The family of an Indigenous man who died after he was allegedly given medication he was allergic to, is suing the Northern Territory Government over his death.
- T Miller died at Royal Darwin Hospital in 2018
- His family alleges he was given the wrong antibiotics and suffered an anaphylactic reaction
- The Top End Health Service says it has since made improvements to its systems
T Miller, 43, died at the Royal Darwin Hospital in 2018 after he was administered the antibiotic Ceftriaxone, despite his records showing he was allergic to the drug, according to court documents.
The court documents allege Mr Miller suffered respiratory distress and cardiac arrest “caused by anaphylactic reaction to the administration of Ceftriaxone”.
Mr Miller’s family claims the hospital breached its duty of care by administering the drug and “failing to heed the notations” in his medical records, which noted his allergy.
His wife, two children and brother are seeking damages from the Northern Territory government as they were “dependent upon him for financial, emotional, parental and general support.”

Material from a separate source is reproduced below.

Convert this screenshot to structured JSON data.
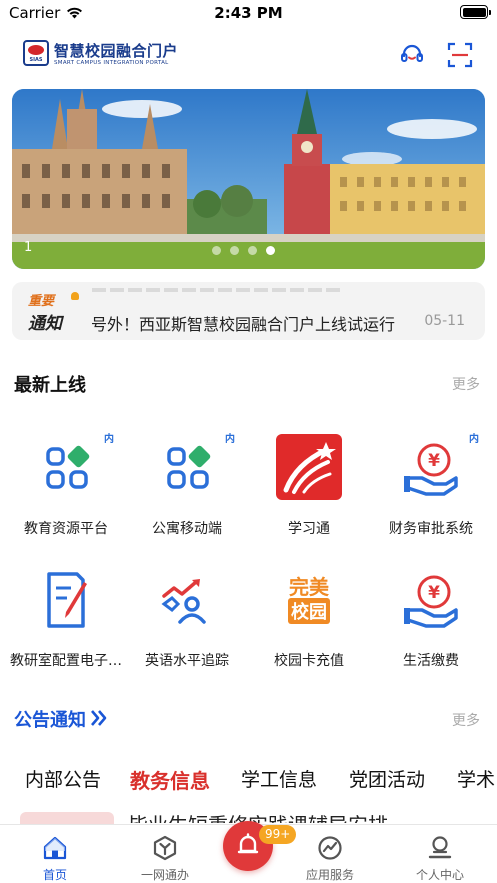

“We have struggled to understand how this error occurred and we hope that this doesn’t happen to anyone else,” Mr Miller’s family said in a statement to the ABC.
According to a Statement of Claim filed with the Northern Territory Supreme Court, Mr Miller was flown to Royal Darwin Hospital from the Borroloola health clinic in March 2018, suffering chronic obstructive airways disease.
He died around two hours later.
Court documents allege his allergy was noted “on at least two separate occasions”.
A Productivity Commission’s Report on Government Services released in 2020 described the incident as a “medication error leading to the death of a patient reasonably believed to be due to incorrect administration of drugs”.
Top End Health Service (TEHS) said in 2020 it had made improvements to its systems to reduce clinical risk and improve patient safety.
TEHS did not respond to questions about the legal action before deadline.
Associate Kirsten Van Der Wal at Maurice Blackburn, the law firm representing Mr Miller’s family, said the “avoidable error” had “devastating consequences”.
“We are hopeful that with improved systems and proper care being taken when prescribing and administering medication, that a similar error will not occur in the future,” said Ms Van Der Wal.
Mr Miller’s family is seeking damages for financial losses and costs.